Website and app data records
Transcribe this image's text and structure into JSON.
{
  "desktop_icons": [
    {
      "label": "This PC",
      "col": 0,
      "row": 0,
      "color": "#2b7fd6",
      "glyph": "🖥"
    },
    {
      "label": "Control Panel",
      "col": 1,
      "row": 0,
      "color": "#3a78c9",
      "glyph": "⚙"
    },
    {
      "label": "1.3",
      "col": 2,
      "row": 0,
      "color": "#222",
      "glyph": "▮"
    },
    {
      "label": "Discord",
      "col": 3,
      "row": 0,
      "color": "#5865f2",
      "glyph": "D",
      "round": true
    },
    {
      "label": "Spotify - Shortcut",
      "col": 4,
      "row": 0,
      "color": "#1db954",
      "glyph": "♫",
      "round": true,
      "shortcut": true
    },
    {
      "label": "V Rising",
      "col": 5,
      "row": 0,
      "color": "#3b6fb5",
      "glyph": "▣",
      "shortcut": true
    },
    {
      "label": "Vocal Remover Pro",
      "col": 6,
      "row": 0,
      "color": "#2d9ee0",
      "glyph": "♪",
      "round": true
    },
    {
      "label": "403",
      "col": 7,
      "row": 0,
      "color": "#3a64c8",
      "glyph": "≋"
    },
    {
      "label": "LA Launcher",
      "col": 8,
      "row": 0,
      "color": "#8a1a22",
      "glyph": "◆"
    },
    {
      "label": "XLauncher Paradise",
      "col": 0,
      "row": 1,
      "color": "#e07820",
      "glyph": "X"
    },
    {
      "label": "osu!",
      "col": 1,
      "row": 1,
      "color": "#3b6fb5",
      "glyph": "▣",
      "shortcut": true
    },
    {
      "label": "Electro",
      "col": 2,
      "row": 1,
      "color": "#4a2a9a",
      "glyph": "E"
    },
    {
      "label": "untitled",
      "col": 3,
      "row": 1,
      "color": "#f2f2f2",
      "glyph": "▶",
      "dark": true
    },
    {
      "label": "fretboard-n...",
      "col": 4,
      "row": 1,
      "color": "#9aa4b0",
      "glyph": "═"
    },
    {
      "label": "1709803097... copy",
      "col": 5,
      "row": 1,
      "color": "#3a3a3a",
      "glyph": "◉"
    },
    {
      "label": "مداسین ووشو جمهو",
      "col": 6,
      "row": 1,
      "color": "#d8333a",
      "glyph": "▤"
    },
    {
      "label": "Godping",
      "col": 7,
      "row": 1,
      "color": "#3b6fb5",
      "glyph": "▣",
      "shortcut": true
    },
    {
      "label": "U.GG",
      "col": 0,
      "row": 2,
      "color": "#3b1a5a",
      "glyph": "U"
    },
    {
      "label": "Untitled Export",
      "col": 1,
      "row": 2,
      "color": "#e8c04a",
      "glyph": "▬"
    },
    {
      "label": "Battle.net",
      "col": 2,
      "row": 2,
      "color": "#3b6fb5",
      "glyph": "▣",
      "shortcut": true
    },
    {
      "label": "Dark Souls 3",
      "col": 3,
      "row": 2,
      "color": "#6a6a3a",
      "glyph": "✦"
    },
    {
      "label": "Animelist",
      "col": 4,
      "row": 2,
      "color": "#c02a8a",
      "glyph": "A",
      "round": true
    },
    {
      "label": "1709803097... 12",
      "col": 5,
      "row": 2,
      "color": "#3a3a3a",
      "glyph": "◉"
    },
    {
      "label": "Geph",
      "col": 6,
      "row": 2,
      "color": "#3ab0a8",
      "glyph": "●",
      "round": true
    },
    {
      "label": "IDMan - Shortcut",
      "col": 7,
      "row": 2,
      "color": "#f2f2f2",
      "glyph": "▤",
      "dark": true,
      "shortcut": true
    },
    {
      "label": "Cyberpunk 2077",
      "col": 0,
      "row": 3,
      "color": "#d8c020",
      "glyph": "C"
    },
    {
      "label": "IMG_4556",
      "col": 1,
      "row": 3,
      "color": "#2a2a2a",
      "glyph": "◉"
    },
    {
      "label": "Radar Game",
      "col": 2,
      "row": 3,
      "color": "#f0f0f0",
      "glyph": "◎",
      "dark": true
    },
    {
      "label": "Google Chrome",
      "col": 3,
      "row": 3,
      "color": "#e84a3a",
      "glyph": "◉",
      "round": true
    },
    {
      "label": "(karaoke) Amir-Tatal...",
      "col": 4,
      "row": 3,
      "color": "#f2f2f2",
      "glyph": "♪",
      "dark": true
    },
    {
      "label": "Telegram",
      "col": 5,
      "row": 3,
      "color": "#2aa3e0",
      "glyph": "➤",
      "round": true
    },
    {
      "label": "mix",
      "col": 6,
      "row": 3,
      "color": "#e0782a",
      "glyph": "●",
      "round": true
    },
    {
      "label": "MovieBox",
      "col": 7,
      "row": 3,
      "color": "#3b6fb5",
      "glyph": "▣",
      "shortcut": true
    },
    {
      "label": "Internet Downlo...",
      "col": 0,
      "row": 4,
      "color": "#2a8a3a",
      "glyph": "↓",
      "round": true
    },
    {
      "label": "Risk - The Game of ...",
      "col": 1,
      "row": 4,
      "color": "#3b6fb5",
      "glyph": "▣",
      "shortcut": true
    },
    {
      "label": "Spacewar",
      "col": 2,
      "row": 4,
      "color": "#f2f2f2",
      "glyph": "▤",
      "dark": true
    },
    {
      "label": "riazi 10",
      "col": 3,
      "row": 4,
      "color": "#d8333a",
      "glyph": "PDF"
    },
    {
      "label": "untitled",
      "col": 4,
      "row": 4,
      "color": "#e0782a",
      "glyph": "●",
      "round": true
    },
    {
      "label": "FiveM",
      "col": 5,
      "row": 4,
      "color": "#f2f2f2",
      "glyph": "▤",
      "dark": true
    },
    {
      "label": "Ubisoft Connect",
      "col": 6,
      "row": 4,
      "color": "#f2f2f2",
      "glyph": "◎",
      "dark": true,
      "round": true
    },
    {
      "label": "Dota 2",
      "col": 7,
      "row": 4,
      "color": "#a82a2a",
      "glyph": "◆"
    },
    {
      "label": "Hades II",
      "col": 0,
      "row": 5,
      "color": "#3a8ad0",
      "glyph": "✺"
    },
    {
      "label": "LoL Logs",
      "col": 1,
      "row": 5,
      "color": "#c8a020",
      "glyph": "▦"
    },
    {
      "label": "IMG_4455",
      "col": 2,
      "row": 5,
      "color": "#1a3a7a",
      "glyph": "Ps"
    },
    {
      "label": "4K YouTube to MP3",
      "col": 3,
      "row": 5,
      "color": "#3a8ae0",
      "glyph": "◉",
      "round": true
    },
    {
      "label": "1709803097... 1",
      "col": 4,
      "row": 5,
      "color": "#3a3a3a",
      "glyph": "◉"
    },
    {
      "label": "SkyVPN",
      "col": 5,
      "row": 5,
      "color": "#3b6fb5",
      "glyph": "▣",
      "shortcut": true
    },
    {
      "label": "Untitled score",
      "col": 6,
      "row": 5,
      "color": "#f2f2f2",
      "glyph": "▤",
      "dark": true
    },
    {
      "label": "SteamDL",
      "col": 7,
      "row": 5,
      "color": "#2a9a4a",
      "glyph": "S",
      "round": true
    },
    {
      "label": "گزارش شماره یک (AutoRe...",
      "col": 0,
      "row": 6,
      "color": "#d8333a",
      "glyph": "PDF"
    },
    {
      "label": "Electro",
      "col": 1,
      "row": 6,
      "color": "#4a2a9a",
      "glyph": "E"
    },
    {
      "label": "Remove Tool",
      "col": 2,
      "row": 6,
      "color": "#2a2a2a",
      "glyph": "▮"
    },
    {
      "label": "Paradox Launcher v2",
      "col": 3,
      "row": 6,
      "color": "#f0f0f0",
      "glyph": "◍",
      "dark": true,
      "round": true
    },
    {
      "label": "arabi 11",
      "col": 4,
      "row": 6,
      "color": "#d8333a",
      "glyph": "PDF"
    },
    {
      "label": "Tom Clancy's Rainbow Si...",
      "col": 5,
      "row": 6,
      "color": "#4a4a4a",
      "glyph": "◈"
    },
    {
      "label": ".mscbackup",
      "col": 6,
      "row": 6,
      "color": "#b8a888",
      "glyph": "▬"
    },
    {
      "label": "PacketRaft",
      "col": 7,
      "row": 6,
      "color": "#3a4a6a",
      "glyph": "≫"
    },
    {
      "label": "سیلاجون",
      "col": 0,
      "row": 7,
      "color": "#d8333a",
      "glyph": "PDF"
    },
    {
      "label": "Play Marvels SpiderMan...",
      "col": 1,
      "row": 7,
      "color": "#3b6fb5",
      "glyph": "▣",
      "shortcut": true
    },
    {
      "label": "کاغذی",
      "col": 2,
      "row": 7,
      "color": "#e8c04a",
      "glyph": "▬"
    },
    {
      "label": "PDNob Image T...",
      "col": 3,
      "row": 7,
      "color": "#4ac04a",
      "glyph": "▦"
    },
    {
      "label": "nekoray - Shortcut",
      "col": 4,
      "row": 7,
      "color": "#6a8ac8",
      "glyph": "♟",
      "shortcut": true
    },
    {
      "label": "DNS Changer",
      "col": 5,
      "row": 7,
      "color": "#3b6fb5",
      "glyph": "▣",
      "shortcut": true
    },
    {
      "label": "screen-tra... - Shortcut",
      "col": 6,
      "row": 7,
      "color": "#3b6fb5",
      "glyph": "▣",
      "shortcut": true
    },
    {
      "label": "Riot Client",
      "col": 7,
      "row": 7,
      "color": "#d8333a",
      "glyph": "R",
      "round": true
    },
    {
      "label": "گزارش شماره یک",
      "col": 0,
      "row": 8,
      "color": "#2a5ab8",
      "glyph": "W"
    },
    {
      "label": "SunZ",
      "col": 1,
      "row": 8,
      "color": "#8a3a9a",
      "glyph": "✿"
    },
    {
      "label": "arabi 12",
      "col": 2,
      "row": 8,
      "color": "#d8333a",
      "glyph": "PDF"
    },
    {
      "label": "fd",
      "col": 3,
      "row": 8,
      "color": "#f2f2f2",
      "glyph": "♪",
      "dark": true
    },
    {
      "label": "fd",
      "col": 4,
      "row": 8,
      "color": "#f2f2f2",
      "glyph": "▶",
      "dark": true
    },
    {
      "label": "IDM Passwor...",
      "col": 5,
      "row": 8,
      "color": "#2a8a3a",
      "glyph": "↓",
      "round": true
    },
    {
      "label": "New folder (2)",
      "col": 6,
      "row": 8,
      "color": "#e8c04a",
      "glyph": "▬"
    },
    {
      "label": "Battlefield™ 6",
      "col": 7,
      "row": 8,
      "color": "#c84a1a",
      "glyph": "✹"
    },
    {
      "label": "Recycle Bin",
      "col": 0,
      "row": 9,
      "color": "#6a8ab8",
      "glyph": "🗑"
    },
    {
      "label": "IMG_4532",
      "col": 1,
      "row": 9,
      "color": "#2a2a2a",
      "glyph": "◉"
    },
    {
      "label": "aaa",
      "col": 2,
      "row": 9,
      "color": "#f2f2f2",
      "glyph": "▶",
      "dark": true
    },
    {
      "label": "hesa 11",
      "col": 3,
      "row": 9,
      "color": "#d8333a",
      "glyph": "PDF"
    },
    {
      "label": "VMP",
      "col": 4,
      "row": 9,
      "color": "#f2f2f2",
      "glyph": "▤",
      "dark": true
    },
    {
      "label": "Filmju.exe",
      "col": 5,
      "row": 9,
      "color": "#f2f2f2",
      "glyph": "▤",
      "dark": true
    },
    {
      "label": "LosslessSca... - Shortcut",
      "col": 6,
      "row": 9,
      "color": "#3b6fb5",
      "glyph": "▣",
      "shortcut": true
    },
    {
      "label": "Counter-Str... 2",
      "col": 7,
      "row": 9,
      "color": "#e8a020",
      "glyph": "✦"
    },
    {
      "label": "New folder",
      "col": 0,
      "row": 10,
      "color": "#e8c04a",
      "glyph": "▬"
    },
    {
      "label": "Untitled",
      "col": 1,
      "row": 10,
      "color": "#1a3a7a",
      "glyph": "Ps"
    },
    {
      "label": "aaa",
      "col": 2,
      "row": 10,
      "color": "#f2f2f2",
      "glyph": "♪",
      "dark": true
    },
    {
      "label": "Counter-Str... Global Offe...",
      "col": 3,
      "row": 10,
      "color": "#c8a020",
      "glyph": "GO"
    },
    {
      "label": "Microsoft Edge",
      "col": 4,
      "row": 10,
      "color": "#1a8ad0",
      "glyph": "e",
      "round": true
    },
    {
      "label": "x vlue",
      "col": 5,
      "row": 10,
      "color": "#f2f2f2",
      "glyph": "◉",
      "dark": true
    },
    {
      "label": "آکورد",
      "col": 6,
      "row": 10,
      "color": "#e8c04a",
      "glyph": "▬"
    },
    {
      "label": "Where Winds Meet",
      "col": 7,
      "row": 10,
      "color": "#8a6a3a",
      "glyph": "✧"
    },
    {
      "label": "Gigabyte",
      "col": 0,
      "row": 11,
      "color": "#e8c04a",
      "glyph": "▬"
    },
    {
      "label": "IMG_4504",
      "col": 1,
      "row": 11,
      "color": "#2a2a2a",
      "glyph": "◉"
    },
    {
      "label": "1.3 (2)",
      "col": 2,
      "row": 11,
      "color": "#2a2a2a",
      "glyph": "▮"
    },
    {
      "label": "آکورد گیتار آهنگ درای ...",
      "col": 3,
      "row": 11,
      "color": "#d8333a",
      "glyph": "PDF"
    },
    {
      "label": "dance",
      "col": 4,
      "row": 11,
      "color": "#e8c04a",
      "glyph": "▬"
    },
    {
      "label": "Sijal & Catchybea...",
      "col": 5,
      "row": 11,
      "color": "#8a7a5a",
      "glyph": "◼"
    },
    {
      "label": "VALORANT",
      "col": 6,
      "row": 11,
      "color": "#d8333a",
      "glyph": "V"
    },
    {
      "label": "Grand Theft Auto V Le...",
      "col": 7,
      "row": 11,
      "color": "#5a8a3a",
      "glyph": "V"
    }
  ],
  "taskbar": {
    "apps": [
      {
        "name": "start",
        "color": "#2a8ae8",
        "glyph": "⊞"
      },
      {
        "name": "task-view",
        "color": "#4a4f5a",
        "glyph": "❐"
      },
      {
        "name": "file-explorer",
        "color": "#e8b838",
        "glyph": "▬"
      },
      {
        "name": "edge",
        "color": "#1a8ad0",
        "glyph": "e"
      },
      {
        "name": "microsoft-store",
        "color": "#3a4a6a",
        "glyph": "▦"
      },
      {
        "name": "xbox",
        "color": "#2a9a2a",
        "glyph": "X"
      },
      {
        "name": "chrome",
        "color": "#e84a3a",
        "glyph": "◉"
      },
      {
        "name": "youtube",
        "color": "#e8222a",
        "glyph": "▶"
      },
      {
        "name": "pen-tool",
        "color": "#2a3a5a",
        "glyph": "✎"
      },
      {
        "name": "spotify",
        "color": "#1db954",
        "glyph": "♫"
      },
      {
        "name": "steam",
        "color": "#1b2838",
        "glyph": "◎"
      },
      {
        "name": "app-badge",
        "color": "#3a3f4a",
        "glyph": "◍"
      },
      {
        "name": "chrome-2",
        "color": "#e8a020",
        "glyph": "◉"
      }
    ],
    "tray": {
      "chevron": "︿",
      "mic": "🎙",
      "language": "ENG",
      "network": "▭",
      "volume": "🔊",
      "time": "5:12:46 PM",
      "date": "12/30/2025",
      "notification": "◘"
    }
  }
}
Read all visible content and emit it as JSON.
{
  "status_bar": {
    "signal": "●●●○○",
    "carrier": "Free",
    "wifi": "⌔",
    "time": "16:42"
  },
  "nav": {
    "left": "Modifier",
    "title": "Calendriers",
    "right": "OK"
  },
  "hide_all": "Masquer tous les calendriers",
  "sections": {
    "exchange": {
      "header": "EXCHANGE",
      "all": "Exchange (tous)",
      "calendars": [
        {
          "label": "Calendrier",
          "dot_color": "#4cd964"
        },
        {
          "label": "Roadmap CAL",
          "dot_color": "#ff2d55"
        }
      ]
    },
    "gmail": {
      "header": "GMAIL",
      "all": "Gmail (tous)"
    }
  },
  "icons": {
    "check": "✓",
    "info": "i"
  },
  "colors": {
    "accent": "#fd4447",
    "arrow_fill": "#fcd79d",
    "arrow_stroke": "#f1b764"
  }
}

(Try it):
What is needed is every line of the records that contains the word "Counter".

(Response for this exercise):
      "label": "Counter-Str... 2",
      "label": "Counter-Str... Global Offe...",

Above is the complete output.